LONDON (Reuters) - Banks should not assume that customers have been negligent when they fall for scams peddled by increasingly sophisticated fraudsters, Britain’s financial ombudsman said on Wednesday.

FILE PHOTO: A worker passes a sign for Bank Street in the Canary Wharf financial district

The ombudsman, which deals with disputes between banks and their clients, said lenders regularly say they are not liable for money a customer has lost to fraud because that customer acted with “gross negligence”.

“But it’s not fair to automatically call a customer grossly negligent simply because they have fallen for a scam,” said Caroline Wayman, chief ombudsman and chief executive of the Financial Ombudsman Service (FOS).

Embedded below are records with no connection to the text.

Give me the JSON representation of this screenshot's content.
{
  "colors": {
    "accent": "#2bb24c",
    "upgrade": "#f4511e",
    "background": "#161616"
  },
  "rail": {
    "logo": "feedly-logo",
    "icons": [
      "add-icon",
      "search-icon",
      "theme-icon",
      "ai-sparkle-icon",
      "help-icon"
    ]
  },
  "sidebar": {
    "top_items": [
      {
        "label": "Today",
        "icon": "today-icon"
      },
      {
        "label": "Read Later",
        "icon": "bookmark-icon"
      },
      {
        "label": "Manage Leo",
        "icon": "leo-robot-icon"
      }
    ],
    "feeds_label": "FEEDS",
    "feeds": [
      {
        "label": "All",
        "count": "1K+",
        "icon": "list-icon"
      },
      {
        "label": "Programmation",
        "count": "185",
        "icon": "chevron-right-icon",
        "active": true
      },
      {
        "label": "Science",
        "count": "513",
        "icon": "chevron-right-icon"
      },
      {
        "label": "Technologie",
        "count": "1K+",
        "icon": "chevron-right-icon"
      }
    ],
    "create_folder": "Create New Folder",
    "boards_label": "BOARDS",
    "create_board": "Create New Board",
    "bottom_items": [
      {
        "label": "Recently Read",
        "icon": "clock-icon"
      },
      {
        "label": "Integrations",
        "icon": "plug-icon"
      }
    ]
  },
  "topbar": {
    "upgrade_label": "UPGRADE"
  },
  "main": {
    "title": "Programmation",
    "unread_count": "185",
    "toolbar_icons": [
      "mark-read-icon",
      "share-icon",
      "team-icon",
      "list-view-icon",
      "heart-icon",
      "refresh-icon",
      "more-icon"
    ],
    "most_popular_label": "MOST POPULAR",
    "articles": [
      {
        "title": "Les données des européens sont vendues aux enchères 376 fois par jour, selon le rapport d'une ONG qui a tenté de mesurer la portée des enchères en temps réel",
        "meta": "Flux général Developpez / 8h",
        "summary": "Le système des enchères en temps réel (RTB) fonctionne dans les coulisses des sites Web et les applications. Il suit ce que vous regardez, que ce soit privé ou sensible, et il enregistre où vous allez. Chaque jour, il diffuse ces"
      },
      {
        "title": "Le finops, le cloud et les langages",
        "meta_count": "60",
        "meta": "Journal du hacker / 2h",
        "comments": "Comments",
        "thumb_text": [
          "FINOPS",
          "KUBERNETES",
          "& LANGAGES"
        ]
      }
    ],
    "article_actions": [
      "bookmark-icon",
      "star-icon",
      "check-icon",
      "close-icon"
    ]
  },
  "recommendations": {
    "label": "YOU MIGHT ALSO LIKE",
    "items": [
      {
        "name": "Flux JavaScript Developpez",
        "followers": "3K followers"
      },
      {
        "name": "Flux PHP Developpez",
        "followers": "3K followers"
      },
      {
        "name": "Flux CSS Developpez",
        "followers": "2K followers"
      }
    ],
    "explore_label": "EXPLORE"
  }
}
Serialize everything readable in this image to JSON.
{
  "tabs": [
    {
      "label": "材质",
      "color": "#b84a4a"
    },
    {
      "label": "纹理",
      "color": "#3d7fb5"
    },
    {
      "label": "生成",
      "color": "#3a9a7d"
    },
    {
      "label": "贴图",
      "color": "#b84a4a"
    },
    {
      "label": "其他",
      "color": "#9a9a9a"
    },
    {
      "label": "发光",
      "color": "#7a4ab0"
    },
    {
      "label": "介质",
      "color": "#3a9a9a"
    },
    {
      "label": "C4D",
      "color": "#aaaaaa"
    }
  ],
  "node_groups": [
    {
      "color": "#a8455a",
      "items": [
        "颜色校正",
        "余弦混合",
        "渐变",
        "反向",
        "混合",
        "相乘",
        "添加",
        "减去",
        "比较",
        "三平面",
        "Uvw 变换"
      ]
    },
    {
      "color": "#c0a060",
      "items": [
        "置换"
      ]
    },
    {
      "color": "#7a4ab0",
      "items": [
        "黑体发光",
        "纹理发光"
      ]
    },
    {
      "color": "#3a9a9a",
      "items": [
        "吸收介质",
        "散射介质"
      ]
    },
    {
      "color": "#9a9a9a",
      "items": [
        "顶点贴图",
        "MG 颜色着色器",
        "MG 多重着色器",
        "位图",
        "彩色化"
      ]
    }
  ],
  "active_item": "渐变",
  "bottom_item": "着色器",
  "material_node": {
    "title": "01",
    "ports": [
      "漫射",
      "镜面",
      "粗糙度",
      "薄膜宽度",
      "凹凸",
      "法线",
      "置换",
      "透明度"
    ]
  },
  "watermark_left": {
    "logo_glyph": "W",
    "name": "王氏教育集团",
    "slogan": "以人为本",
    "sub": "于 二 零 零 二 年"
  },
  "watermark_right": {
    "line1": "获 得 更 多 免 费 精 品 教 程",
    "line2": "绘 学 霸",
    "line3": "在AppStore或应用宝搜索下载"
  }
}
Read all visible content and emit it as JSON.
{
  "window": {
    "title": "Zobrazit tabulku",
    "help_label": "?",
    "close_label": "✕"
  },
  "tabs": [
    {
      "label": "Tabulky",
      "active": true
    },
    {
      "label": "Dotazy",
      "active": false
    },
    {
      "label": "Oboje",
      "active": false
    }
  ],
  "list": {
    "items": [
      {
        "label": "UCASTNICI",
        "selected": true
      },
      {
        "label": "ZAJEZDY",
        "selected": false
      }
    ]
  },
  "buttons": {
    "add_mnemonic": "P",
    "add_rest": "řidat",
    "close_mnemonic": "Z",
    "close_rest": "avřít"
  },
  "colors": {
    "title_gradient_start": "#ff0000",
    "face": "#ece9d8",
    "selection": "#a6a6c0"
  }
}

She said if banks could not support their assertion with facts, the ombudsman would likely conclude that the banks should cover the lost funds in cases the ombudsman considers.

The FOS said banks should take into account how fraud and scams have developed given that criminals employ increasingly sophisticated methods and technology to trick customers into handing over funds or personal details.

The ombudsman said earlier in the year it became aware of a scam where fraudsters were contacting people pretending to be the FOS, even making their number appear as the caller ID.

More than 730 million pounds was lost to fraud last year, according to data from industry body UK Finance, a 5 percent fall compared to 2016.

UK Finance said banks and card companies prevented instances of fraud worth 1.5 billion pounds.

“Banks will always make every effort to help a customer recover any stolen funds and the industry has introduced new standards on how banks respond to scam victims,” said Katy Worobec, managing director of economic crime at UK Finance, which represents banks.

The ombudsman said in the past the banks did not have the appropriate measures in place to stop a particular kind of scam where fraudsters dupe people into authorising transactions themselves.

Known as authorised push payment scams, banks often say they are not responsible for covering customers’ loss because the customers authorised the fraud.

The ombudsman pointed to UK Finance date showing that there were 43,875 reported authorised push payment scams in 2017, with a total value of 236 million pounds.

It said the industry and consumer representatives were producing a new code of conduct for banks to adhere to when scams are reported, which was due for public consultation in 2017, and it would start taking this into account in its decisions in a couple of months.

Reporting by Emma Rumney. Editing by Jane Merriman